|Quick Facts:||Lake Peipus|
|Countries:||Estonia Russia Latvia Belarus|
|Lake Type:||Glacial origin|
|Frozen:||December to March|
|Catchment area:||47.800 km2 (18.500 sq mi)|
|Surface Area:||3.555 km2 (1.373 sq mi)|
|Shore Lengh:||520 km (320 mi)|
|Avg. Depth:||7.1 m (23 ft)|
|Max. Depth:||15.3 m (50 ft)|
|Water volum:||25 km3 (6.0 cu mi)|
|Surface elevation:||30 m (98 ft)|
|Primary inflows:||Emajõgi Velikaya|
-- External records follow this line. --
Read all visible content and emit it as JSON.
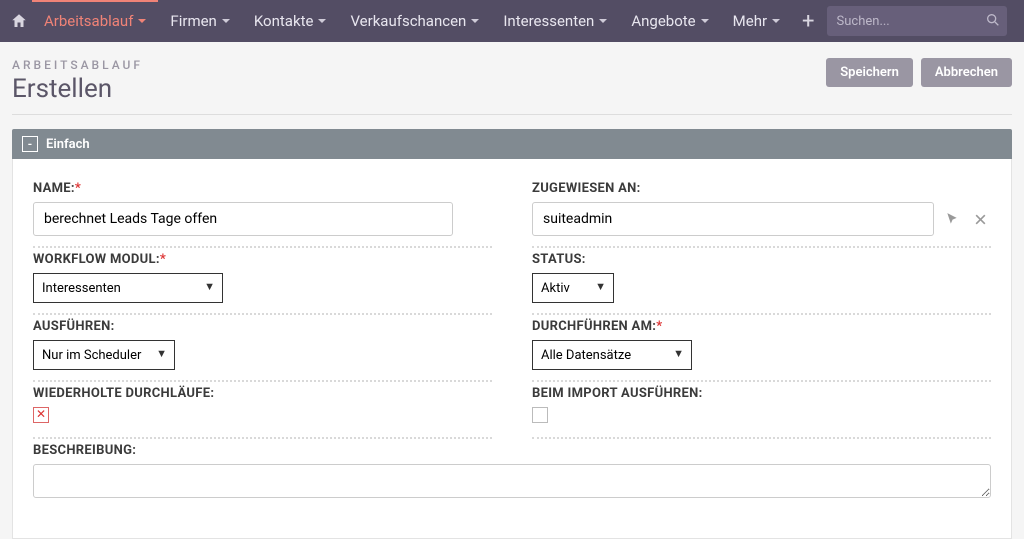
{
  "nav": {
    "items": [
      {
        "label": "Arbeitsablauf",
        "active": true
      },
      {
        "label": "Firmen"
      },
      {
        "label": "Kontakte"
      },
      {
        "label": "Verkaufschancen"
      },
      {
        "label": "Interessenten"
      },
      {
        "label": "Angebote"
      },
      {
        "label": "Mehr"
      }
    ],
    "search_placeholder": "Suchen..."
  },
  "header": {
    "breadcrumb": "ARBEITSABLAUF",
    "title": "Erstellen",
    "save_label": "Speichern",
    "cancel_label": "Abbrechen"
  },
  "panel": {
    "title": "Einfach",
    "collapse_glyph": "-"
  },
  "form": {
    "name": {
      "label": "NAME:",
      "value": "berechnet Leads Tage offen",
      "required": true
    },
    "assigned_to": {
      "label": "ZUGEWIESEN AN:",
      "value": "suiteadmin"
    },
    "workflow_module": {
      "label": "WORKFLOW MODUL:",
      "value": "Interessenten",
      "required": true
    },
    "status": {
      "label": "STATUS:",
      "value": "Aktiv"
    },
    "run": {
      "label": "AUSFÜHREN:",
      "value": "Nur im Scheduler"
    },
    "run_on": {
      "label": "DURCHFÜHREN AM:",
      "value": "Alle Datensätze",
      "required": true
    },
    "repeated_runs": {
      "label": "WIEDERHOLTE DURCHLÄUFE:",
      "checked": false
    },
    "run_on_import": {
      "label": "BEIM IMPORT AUSFÜHREN:",
      "checked": false
    },
    "description": {
      "label": "BESCHREIBUNG:",
      "value": ""
    }
  }
}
Lake Peipus is one of the largest lakes in Europe. It forms part of the border between the Russian and Estonia. Called Chudskoye Ozero in Russian and Peipsi Järv in Estonian, it is connected at its southern end by a 15-mile (24-km) strait to Lake Pskov. Peipus is fed from the west by the Emaiygi River and from the south, through Lake Pskov, by the Velikaya River. It empties into the Gulf of Finland by way of the Narva River.
Of glacial origin, the lake is bordered by woods, marshes, and sand dunes. Its area, combined with that of Lake Pskov, which is often considered part of it, is about 1,400 square miles (3,600 sq km). Exclusive of Lake Pskov, it is about 60 miles (97 km) long and up to 31 miles (50 km) wide. It reaches a depth of 50 feet (15 meters). The lake, which contains several islands, is frozen from December to March. It is fished, particularly for smelts.
The frozen strait between Peipus and Pskov was the scene in 1242 of Alexander Nevsky’s victory over the Teutonic Knights.